Records:

┏━━

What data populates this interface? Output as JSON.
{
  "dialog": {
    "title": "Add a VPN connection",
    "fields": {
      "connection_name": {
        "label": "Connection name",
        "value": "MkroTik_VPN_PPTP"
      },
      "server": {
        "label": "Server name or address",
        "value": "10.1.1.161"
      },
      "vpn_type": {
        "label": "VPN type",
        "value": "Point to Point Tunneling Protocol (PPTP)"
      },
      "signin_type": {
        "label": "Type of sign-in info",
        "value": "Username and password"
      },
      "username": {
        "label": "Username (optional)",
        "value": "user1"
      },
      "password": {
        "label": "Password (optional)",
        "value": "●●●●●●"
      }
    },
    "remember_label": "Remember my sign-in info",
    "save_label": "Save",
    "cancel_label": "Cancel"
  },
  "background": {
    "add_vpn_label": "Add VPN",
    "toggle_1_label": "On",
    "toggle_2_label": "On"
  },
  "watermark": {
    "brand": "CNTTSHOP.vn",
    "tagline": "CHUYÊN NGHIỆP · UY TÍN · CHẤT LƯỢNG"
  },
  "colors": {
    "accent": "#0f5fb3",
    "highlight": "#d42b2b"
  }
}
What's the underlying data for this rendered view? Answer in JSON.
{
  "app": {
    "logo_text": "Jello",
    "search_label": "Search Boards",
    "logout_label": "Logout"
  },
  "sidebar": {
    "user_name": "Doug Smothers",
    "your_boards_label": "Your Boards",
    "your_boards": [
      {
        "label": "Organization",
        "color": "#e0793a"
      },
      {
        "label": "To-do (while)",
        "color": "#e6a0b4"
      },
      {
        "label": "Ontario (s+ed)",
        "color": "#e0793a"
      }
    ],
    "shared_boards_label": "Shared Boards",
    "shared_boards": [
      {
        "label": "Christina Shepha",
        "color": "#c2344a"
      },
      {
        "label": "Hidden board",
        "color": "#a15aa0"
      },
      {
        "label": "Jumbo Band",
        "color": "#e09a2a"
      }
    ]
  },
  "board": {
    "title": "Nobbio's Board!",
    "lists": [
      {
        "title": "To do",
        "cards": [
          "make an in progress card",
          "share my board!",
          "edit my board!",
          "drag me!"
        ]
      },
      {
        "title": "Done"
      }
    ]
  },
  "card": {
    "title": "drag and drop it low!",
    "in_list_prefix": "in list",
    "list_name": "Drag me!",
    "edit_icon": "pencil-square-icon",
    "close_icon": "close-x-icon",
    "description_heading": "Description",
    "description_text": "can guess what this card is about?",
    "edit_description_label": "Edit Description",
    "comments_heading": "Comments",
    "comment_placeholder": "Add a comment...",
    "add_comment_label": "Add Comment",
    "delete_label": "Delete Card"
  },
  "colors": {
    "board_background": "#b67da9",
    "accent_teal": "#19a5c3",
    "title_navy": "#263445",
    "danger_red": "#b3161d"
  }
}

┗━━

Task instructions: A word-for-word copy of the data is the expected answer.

Result for this task:
What data populates this interface? Output as JSON.
{
  "dialog": {
    "title": "Add a VPN connection",
    "fields": {
      "connection_name": {
        "label": "Connection name",
        "value": "MkroTik_VPN_PPTP"
      },
      "server": {
        "label": "Server name or address",
        "value": "10.1.1.161"
      },
      "vpn_type": {
        "label": "VPN type",
        "value": "Point to Point Tunneling Protocol (PPTP)"
      },
      "signin_type": {
        "label": "Type of sign-in info",
        "value": "Username and password"
      },
      "username": {
        "label": "Username (optional)",
        "value": "user1"
      },
      "password": {
        "label": "Password (optional)",
        "value": "●●●●●●"
      }
    },
    "remember_label": "Remember my sign-in info",
    "save_label": "Save",
    "cancel_label": "Cancel"
  },
  "background": {
    "add_vpn_label": "Add VPN",
    "toggle_1_label": "On",
    "toggle_2_label": "On"
  },
  "watermark": {
    "brand": "CNTTSHOP.vn",
    "tagline": "CHUYÊN NGHIỆP · UY TÍN · CHẤT LƯỢNG"
  },
  "colors": {
    "accent": "#0f5fb3",
    "highlight": "#d42b2b"
  }
}
What's the underlying data for this rendered view? Answer in JSON.
{
  "app": {
    "logo_text": "Jello",
    "search_label": "Search Boards",
    "logout_label": "Logout"
  },
  "sidebar": {
    "user_name": "Doug Smothers",
    "your_boards_label": "Your Boards",
    "your_boards": [
      {
        "label": "Organization",
        "color": "#e0793a"
      },
      {
        "label": "To-do (while)",
        "color": "#e6a0b4"
      },
      {
        "label": "Ontario (s+ed)",
        "color": "#e0793a"
      }
    ],
    "shared_boards_label": "Shared Boards",
    "shared_boards": [
      {
        "label": "Christina Shepha",
        "color": "#c2344a"
      },
      {
        "label": "Hidden board",
        "color": "#a15aa0"
      },
      {
        "label": "Jumbo Band",
        "color": "#e09a2a"
      }
    ]
  },
  "board": {
    "title": "Nobbio's Board!",
    "lists": [
      {
        "title": "To do",
        "cards": [
          "make an in progress card",
          "share my board!",
          "edit my board!",
          "drag me!"
        ]
      },
      {
        "title": "Done"
      }
    ]
  },
  "card": {
    "title": "drag and drop it low!",
    "in_list_prefix": "in list",
    "list_name": "Drag me!",
    "edit_icon": "pencil-square-icon",
    "close_icon": "close-x-icon",
    "description_heading": "Description",
    "description_text": "can guess what this card is about?",
    "edit_description_label": "Edit Description",
    "comments_heading": "Comments",
    "comment_placeholder": "Add a comment...",
    "add_comment_label": "Add Comment",
    "delete_label": "Delete Card"
  },
  "colors": {
    "board_background": "#b67da9",
    "accent_teal": "#19a5c3",
    "title_navy": "#263445",
    "danger_red": "#b3161d"
  }
}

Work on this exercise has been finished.